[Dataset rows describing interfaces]
--------------------

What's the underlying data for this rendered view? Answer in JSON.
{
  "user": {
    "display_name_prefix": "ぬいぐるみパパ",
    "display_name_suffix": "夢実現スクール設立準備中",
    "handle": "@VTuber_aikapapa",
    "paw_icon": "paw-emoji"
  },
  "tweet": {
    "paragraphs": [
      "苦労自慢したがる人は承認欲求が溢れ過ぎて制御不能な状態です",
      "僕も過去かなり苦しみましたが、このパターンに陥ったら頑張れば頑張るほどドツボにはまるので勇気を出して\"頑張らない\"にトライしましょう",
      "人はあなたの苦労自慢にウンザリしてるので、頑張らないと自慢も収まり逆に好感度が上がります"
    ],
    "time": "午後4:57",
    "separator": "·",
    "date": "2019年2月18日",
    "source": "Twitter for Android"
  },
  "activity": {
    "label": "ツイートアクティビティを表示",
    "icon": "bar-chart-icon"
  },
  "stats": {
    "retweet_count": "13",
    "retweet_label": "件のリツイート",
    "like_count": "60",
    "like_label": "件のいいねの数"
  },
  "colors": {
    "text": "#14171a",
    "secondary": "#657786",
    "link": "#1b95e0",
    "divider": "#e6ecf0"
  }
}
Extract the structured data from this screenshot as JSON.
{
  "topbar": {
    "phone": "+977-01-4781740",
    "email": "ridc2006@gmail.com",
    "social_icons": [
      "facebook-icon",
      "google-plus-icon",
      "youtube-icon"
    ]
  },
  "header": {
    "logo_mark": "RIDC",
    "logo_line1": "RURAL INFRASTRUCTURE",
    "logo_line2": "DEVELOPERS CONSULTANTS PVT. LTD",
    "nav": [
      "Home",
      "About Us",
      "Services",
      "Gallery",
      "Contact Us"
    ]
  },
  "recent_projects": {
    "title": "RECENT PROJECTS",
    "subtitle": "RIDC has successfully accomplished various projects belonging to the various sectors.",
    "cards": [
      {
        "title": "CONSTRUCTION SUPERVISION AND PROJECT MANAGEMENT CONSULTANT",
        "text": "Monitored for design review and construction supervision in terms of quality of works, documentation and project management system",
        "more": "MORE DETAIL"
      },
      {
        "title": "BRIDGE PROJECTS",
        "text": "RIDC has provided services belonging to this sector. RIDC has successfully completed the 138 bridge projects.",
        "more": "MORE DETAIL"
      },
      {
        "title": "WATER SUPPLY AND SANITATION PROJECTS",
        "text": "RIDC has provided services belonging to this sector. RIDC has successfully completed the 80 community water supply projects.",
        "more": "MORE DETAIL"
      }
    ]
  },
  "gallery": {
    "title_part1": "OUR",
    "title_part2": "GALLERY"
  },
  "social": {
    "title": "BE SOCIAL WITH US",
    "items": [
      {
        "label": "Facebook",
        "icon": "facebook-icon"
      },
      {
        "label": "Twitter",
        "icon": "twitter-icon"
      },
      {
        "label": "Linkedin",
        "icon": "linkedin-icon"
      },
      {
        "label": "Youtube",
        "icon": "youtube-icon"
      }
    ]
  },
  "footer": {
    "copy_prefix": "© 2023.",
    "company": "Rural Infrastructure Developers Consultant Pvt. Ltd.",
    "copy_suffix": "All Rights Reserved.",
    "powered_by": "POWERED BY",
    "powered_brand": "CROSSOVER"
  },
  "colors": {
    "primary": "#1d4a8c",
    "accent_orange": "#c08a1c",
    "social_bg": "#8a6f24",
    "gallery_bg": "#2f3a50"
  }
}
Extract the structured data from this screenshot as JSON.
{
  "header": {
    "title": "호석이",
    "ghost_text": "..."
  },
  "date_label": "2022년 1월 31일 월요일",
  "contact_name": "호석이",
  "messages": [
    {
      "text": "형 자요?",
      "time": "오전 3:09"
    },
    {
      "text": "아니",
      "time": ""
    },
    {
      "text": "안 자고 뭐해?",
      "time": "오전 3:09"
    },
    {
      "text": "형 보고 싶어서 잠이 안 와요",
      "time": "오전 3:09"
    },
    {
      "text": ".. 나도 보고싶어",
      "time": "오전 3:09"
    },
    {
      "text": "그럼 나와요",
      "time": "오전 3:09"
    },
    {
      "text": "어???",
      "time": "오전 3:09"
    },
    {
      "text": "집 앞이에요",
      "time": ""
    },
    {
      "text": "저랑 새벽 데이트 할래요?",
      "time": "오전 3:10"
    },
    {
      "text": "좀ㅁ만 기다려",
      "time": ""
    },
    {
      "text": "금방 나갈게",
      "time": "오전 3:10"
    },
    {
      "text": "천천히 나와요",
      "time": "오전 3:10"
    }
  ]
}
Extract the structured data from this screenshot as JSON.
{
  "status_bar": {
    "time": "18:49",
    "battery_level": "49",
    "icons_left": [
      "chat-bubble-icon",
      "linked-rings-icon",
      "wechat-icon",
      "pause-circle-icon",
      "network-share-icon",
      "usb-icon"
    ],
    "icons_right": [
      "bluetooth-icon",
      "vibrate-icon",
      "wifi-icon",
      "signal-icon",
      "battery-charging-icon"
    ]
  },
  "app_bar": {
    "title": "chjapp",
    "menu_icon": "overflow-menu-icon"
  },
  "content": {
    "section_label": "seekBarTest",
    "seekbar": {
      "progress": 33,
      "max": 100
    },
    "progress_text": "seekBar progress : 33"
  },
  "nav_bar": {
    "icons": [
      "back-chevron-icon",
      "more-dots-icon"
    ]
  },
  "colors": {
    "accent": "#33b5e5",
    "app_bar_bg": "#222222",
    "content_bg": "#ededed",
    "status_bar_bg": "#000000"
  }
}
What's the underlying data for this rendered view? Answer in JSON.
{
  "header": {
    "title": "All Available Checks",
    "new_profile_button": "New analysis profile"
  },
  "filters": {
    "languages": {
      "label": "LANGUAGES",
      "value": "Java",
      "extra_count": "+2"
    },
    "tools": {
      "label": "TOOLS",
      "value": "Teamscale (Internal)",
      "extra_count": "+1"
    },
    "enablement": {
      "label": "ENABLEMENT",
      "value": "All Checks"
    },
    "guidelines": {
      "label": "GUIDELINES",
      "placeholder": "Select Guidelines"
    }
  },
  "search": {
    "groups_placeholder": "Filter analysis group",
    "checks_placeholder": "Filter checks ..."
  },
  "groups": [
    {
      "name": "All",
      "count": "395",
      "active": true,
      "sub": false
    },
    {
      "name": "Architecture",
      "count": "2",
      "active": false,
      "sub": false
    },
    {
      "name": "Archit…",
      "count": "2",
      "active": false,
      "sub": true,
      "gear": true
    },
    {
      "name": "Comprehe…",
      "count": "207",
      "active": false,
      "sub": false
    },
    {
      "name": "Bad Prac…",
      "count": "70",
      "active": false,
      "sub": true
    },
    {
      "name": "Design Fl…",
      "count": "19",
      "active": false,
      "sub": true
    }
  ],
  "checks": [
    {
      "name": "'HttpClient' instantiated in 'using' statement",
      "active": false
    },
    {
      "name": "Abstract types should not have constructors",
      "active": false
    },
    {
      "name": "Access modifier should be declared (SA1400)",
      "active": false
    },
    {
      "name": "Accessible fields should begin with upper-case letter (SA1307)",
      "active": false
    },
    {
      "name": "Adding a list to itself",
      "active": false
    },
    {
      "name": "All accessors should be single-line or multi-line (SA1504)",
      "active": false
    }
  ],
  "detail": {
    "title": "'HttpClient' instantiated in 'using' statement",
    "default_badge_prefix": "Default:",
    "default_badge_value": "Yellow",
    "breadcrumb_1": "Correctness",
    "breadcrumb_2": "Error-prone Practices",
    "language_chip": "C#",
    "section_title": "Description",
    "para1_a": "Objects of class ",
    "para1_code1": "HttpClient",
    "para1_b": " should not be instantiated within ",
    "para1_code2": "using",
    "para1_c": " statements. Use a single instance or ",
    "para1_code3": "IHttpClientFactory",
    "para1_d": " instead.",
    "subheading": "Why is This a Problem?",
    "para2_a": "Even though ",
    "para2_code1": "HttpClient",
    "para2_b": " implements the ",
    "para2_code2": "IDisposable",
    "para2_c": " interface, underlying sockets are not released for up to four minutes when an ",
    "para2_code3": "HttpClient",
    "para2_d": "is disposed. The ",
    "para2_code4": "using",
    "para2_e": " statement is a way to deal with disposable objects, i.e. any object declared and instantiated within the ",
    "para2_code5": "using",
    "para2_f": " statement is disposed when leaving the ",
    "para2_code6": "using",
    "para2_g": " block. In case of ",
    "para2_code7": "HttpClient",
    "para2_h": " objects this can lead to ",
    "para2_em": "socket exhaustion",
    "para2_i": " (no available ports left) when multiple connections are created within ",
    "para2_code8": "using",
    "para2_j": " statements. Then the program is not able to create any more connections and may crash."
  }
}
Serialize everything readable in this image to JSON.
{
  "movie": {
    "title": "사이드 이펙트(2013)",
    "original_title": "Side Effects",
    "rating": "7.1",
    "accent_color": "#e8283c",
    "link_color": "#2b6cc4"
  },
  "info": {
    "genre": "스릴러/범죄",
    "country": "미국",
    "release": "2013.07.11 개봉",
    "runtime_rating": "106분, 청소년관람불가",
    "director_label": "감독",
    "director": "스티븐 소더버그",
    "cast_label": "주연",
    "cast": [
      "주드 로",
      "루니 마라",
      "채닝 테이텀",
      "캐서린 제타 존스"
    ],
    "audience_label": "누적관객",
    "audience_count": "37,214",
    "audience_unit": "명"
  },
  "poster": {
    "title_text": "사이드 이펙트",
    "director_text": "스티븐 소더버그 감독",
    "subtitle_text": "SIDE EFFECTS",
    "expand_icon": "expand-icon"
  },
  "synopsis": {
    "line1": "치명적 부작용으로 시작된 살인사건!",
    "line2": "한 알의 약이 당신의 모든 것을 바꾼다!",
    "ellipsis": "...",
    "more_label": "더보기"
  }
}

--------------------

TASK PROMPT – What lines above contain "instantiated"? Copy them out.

ANSWER SECTION –
      "name": "'HttpClient' instantiated in 'using' statement",
    "title": "'HttpClient' instantiated in 'using' statement",
    "para1_b": " should not be instantiated within ",
    "para2_e": " statement is a way to deal with disposable objects, i.e. any object declared and instantiated within the ",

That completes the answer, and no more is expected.